WHAT THE TASK REQUIRES:
Please restate word for word each line from the one containing "What's the underlying" to the last line of the records below, and drop the pictures.

(Website and app data records)
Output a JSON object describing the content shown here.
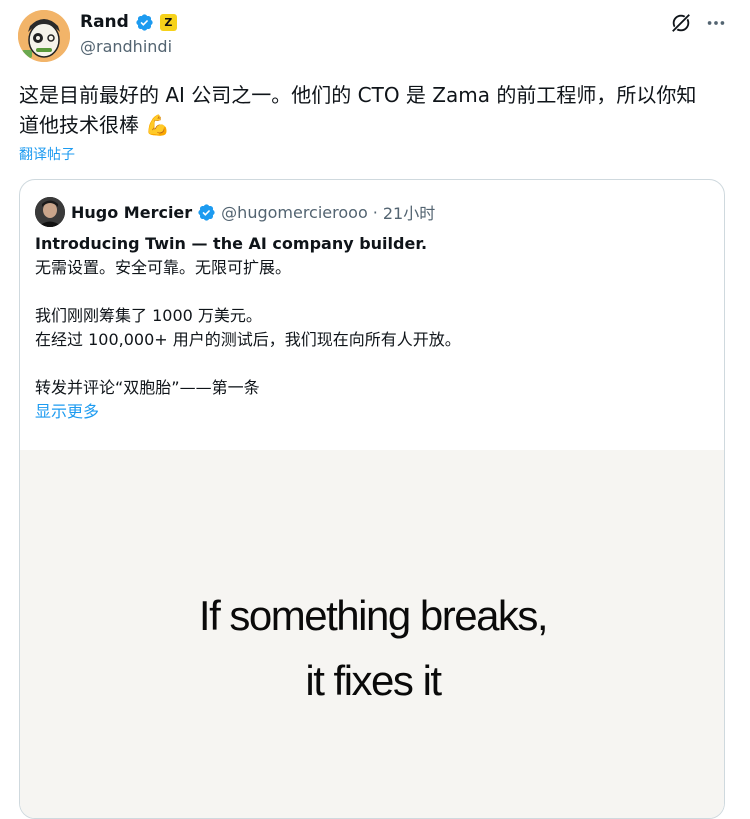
{
  "author": {
    "name": "Rand",
    "badge_letter": "Z",
    "handle": "@randhindi"
  },
  "tweet": {
    "text_line1": "这是目前最好的 AI 公司之一。他们的 CTO 是 Zama 的前工程师，所以你知",
    "text_line2": "道他技术很棒",
    "emoji": "💪",
    "translate_label": "翻译帖子"
  },
  "quote": {
    "name": "Hugo Mercier",
    "handle": "@hugomercierooo",
    "separator": "·",
    "time": "21小时",
    "line1": "Introducing Twin — the AI company builder.",
    "line2": "无需设置。安全可靠。无限可扩展。",
    "line3": "我们刚刚筹集了 1000 万美元。",
    "line4": "在经过 100,000+ 用户的测试后，我们现在向所有人开放。",
    "line5": "转发并评论“双胞胎”——第一条",
    "show_more": "显示更多",
    "media_line1": "If something breaks,",
    "media_line2": "it fixes it"
  },
  "icons": {
    "verified": "verified-badge-icon",
    "grok": "grok-icon",
    "more": "more-icon"
  },
  "colors": {
    "accent": "#1d9bf0",
    "secondary_text": "#536471",
    "zbadge": "#f6d21a",
    "media_bg": "#f6f5f2"
  }
}
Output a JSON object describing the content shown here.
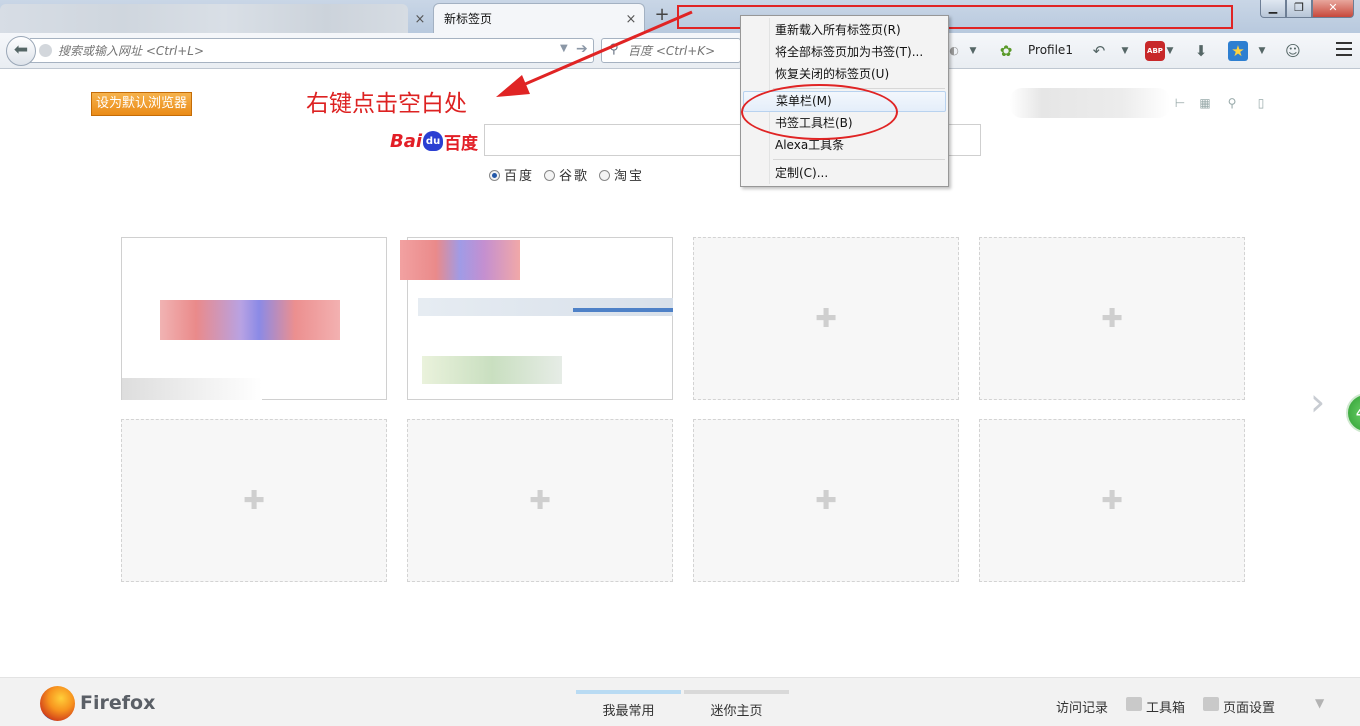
{
  "tabs": [
    {
      "title": "",
      "close": "×"
    },
    {
      "title": "新标签页",
      "close": "×"
    }
  ],
  "new_tab": "+",
  "window_controls": {
    "minimize": "▁",
    "restore": "❐",
    "close": "✕"
  },
  "nav": {
    "url_placeholder": "搜索或输入网址 <Ctrl+L>",
    "search_placeholder": "百度 <Ctrl+K>",
    "profile": "Profile1",
    "abp": "ABP"
  },
  "content": {
    "set_default_label": "设为默认浏览器",
    "annotation": "右键点击空白处",
    "baidu_logo": {
      "latin": "Bai",
      "paw": "du",
      "cn": "百度"
    },
    "engines": [
      "百度",
      "谷歌",
      "淘宝"
    ],
    "selected_engine": "百度"
  },
  "context_menu": {
    "items": [
      "重新载入所有标签页(R)",
      "将全部标签页加为书签(T)...",
      "恢复关闭的标签页(U)",
      "菜单栏(M)",
      "书签工具栏(B)",
      "Alexa工具条",
      "定制(C)..."
    ],
    "highlighted_index": 3
  },
  "side_badge": "4",
  "footer": {
    "brand": "Firefox",
    "tabs": [
      "我最常用",
      "迷你主页"
    ],
    "active_tab": "我最常用",
    "links": [
      "访问记录",
      "工具箱",
      "页面设置"
    ]
  },
  "colors": {
    "annotation_red": "#e02424",
    "default_button_orange": "#ea8b17",
    "baidu_red": "#e21e26",
    "baidu_blue": "#2b3fd2"
  }
}
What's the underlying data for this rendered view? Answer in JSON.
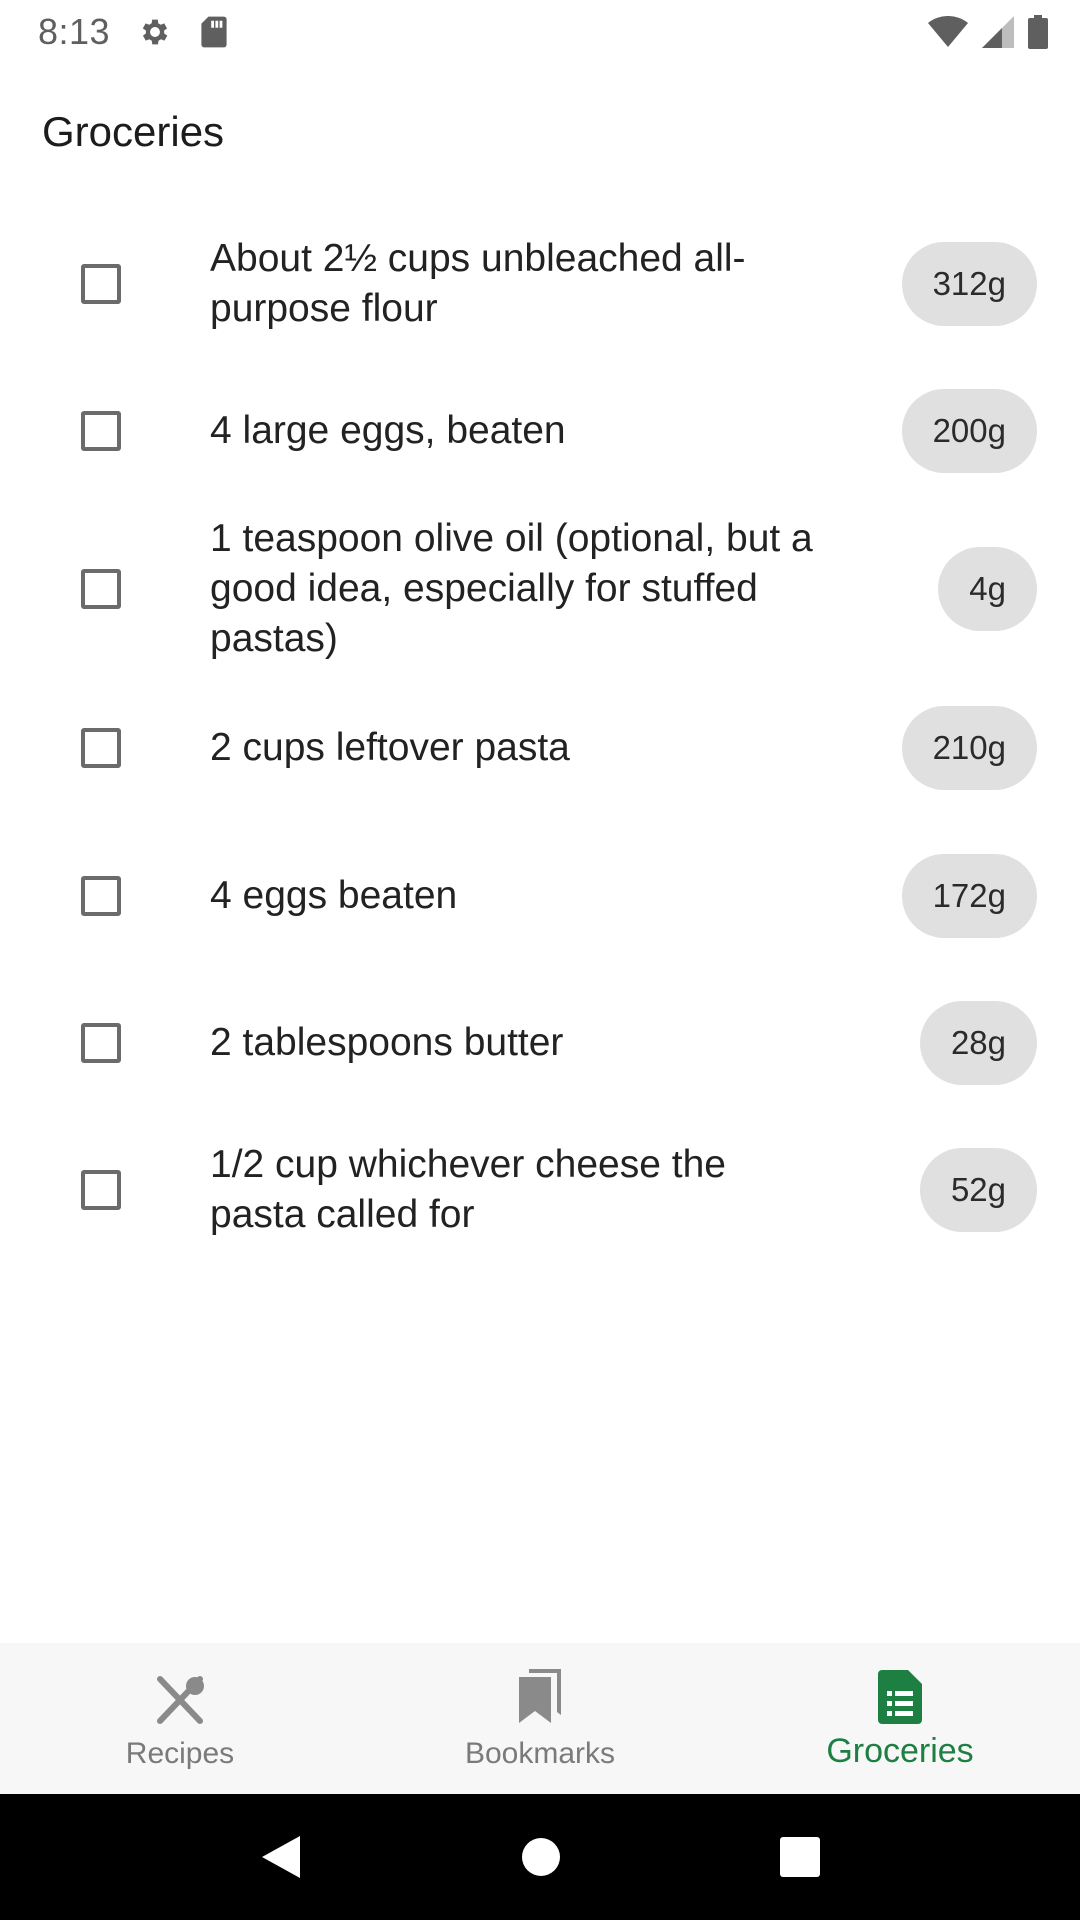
{
  "status_bar": {
    "time": "8:13",
    "icons": [
      "settings-icon",
      "sd-card-icon",
      "wifi-icon",
      "signal-icon",
      "battery-icon"
    ]
  },
  "header": {
    "title": "Groceries"
  },
  "items": [
    {
      "text": "About 2½ cups unbleached all-purpose flour",
      "weight": "312g",
      "checked": false
    },
    {
      "text": "4 large eggs, beaten",
      "weight": "200g",
      "checked": false
    },
    {
      "text": "1 teaspoon olive oil (optional, but a good idea, especially for stuffed pastas)",
      "weight": "4g",
      "checked": false
    },
    {
      "text": "2 cups leftover pasta",
      "weight": "210g",
      "checked": false
    },
    {
      "text": "4 eggs beaten",
      "weight": "172g",
      "checked": false
    },
    {
      "text": "2 tablespoons butter",
      "weight": "28g",
      "checked": false
    },
    {
      "text": "1/2 cup whichever cheese the pasta called for",
      "weight": "52g",
      "checked": false
    }
  ],
  "bottom_nav": {
    "items": [
      {
        "label": "Recipes",
        "icon": "fork-spoon-icon",
        "active": false
      },
      {
        "label": "Bookmarks",
        "icon": "bookmarks-icon",
        "active": false
      },
      {
        "label": "Groceries",
        "icon": "list-icon",
        "active": true
      }
    ]
  },
  "colors": {
    "accent": "#1e7f43",
    "chip": "#e0e0e0"
  }
}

SOLUTION TO THIS EXERCISE:
What's the underlying data for this rendered view? Answer in JSON.
{
  "status_bar": {
    "time": "8:13",
    "icons": [
      "settings-icon",
      "sd-card-icon",
      "wifi-icon",
      "signal-icon",
      "battery-icon"
    ]
  },
  "header": {
    "title": "Groceries"
  },
  "items": [
    {
      "text": "About 2½ cups unbleached all-purpose flour",
      "weight": "312g",
      "checked": false
    },
    {
      "text": "4 large eggs, beaten",
      "weight": "200g",
      "checked": false
    },
    {
      "text": "1 teaspoon olive oil (optional, but a good idea, especially for stuffed pastas)",
      "weight": "4g",
      "checked": false
    },
    {
      "text": "2 cups leftover pasta",
      "weight": "210g",
      "checked": false
    },
    {
      "text": "4 eggs beaten",
      "weight": "172g",
      "checked": false
    },
    {
      "text": "2 tablespoons butter",
      "weight": "28g",
      "checked": false
    },
    {
      "text": "1/2 cup whichever cheese the pasta called for",
      "weight": "52g",
      "checked": false
    }
  ],
  "bottom_nav": {
    "items": [
      {
        "label": "Recipes",
        "icon": "fork-spoon-icon",
        "active": false
      },
      {
        "label": "Bookmarks",
        "icon": "bookmarks-icon",
        "active": false
      },
      {
        "label": "Groceries",
        "icon": "list-icon",
        "active": true
      }
    ]
  },
  "colors": {
    "accent": "#1e7f43",
    "chip": "#e0e0e0"
  }
}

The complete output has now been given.